Immediately after a magnitude 7.0 earthquake rocked the northern Philippines in the early hours of July 27, 2022, UNICEF teams began assessing urgent needs on the ground and readying prepositioned supplies to support the Government's emergency response.
Early reports from the epicenter in Abra and nearby provinces confirm damage to homes, hospitals, roads and other infrastructure. The impact of the earthquake was felt as far away as the capital, Manila, nearly 250 miles from Abra. By 12 p.m. local time, the Philippine Institute of Volcanology and Seismology had recorded more than 13 aftershocks.
In any emergency, children are among the most vulnerable. UNICEF is ready to help children affected by the quake and to ensure they are safe and protected.

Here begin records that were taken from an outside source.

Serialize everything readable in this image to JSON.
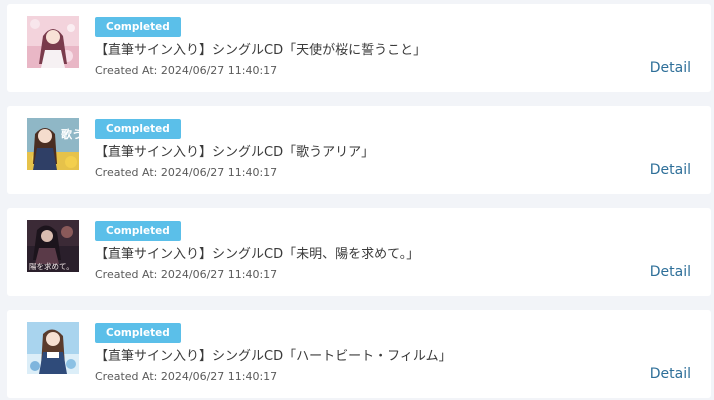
{
  "orders": [
    {
      "status": "Completed",
      "title": "【直筆サイン入り】シングルCD「天使が桜に誓うこと」",
      "created": "Created At: 2024/06/27 11:40:17",
      "detail_label": "Detail",
      "thumbnail_icon": "album-cover-pink-cherry-blossom"
    },
    {
      "status": "Completed",
      "title": "【直筆サイン入り】シングルCD「歌うアリア」",
      "created": "Created At: 2024/06/27 11:40:17",
      "detail_label": "Detail",
      "thumbnail_icon": "album-cover-aria-sunflower",
      "thumbnail_text": "歌う"
    },
    {
      "status": "Completed",
      "title": "【直筆サイン入り】シングルCD「未明、陽を求めて。」",
      "created": "Created At: 2024/06/27 11:40:17",
      "detail_label": "Detail",
      "thumbnail_icon": "album-cover-dark-night",
      "thumbnail_text": "陽を求めて。"
    },
    {
      "status": "Completed",
      "title": "【直筆サイン入り】シングルCD「ハートビート・フィルム」",
      "created": "Created At: 2024/06/27 11:40:17",
      "detail_label": "Detail",
      "thumbnail_icon": "album-cover-blue-sky"
    }
  ],
  "colors": {
    "badge": "#5bbfe9",
    "detail_link": "#2e6f99",
    "page_background": "#f2f4f8",
    "card_background": "#ffffff"
  }
}
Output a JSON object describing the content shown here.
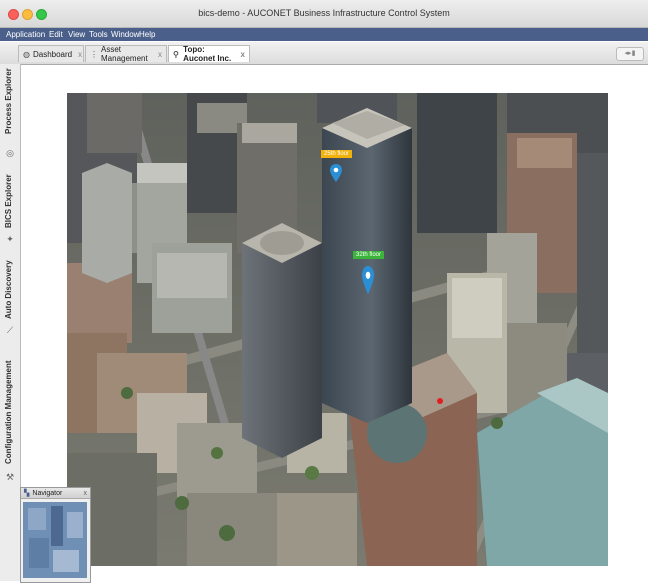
{
  "window": {
    "title": "bics-demo - AUCONET Business Infrastructure Control System"
  },
  "menubar": {
    "items": [
      "Application",
      "Edit",
      "View",
      "Tools",
      "Window",
      "Help"
    ]
  },
  "tabs": [
    {
      "label": "Dashboard",
      "icon": "globe-icon",
      "active": false
    },
    {
      "label": "Asset Management",
      "icon": "grid-icon",
      "active": false
    },
    {
      "label": "Topo: Auconet Inc.",
      "icon": "topology-icon",
      "active": true
    }
  ],
  "sidebar": {
    "items": [
      {
        "label": "Process Explorer",
        "icon": "process-icon"
      },
      {
        "label": "BICS Explorer",
        "icon": "compass-icon"
      },
      {
        "label": "Auto Discovery",
        "icon": "wand-icon"
      },
      {
        "label": "Configuration Management",
        "icon": "tools-icon"
      }
    ]
  },
  "map": {
    "markers": [
      {
        "label": "25th floor",
        "color": "#f2b20c",
        "pin_color": "#2b8fd6"
      },
      {
        "label": "32th floor",
        "color": "#3ab53a",
        "pin_color": "#2b8fd6"
      },
      {
        "label": "",
        "color": "#e02020"
      }
    ]
  },
  "navigator": {
    "title": "Navigator",
    "close": "x"
  },
  "close_symbol": "x"
}
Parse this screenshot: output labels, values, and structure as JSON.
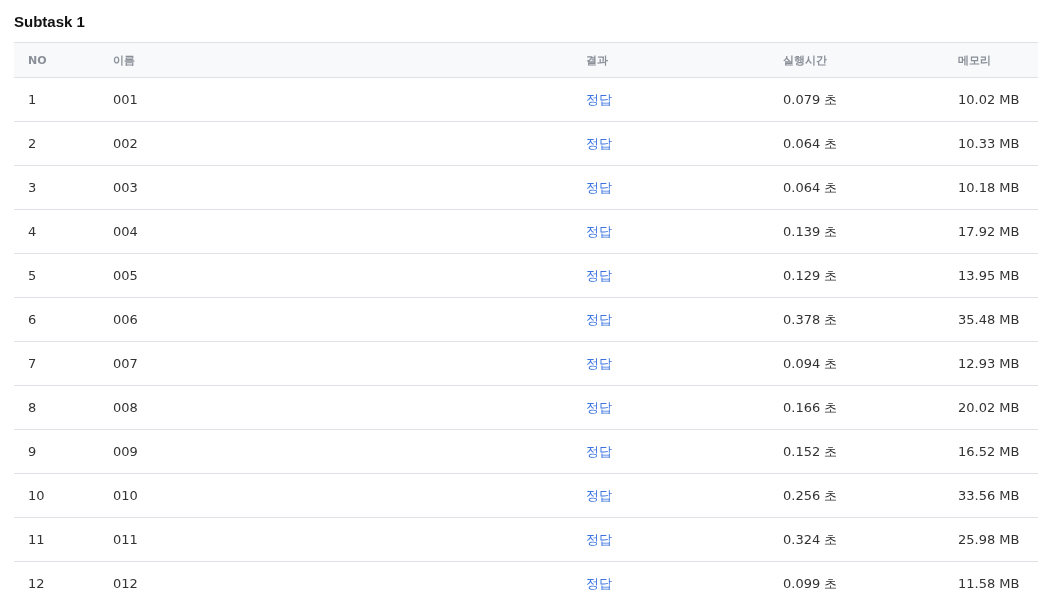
{
  "title": "Subtask 1",
  "table": {
    "columns": [
      "NO",
      "이름",
      "결과",
      "실행시간",
      "메모리"
    ],
    "rows": [
      [
        "1",
        "001",
        "정답",
        "0.079 초",
        "10.02 MB"
      ],
      [
        "2",
        "002",
        "정답",
        "0.064 초",
        "10.33 MB"
      ],
      [
        "3",
        "003",
        "정답",
        "0.064 초",
        "10.18 MB"
      ],
      [
        "4",
        "004",
        "정답",
        "0.139 초",
        "17.92 MB"
      ],
      [
        "5",
        "005",
        "정답",
        "0.129 초",
        "13.95 MB"
      ],
      [
        "6",
        "006",
        "정답",
        "0.378 초",
        "35.48 MB"
      ],
      [
        "7",
        "007",
        "정답",
        "0.094 초",
        "12.93 MB"
      ],
      [
        "8",
        "008",
        "정답",
        "0.166 초",
        "20.02 MB"
      ],
      [
        "9",
        "009",
        "정답",
        "0.152 초",
        "16.52 MB"
      ],
      [
        "10",
        "010",
        "정답",
        "0.256 초",
        "33.56 MB"
      ],
      [
        "11",
        "011",
        "정답",
        "0.324 초",
        "25.98 MB"
      ],
      [
        "12",
        "012",
        "정답",
        "0.099 초",
        "11.58 MB"
      ]
    ]
  }
}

Children and families may have been displaced and injured as a result of the earthquake and could be in urgent need of shelter, safe water, medical care, protection and psychosocial support.
Emergency preparedness and disaster risk reduction are key priorities
As National Disaster Resilience Month in July comes to a close, the earthquake is a stark reminder of the need to continuously improve emergency preparedness and disaster risk reduction in the Philippines — a country that is prone to typhoons, earthquakes and volcanic eruptions. UNICEF advocates for child-centered disaster risk reduction and placing children at the center of emergency preparedness and response efforts.
UNICEF responds to about 300 emergencies every year, reaching children and families with urgently needed supplies and services. Your contribution can make a difference. Please donate today.
Top photo: On July 27, 2022, residents walk past debris from an old house in Vigan City, Ilocos Sur province, north of Manila, after a 7.0-magnitude earthquake hit the northern Philippines. © UNICEF/UN0677914/Arduengo/AFP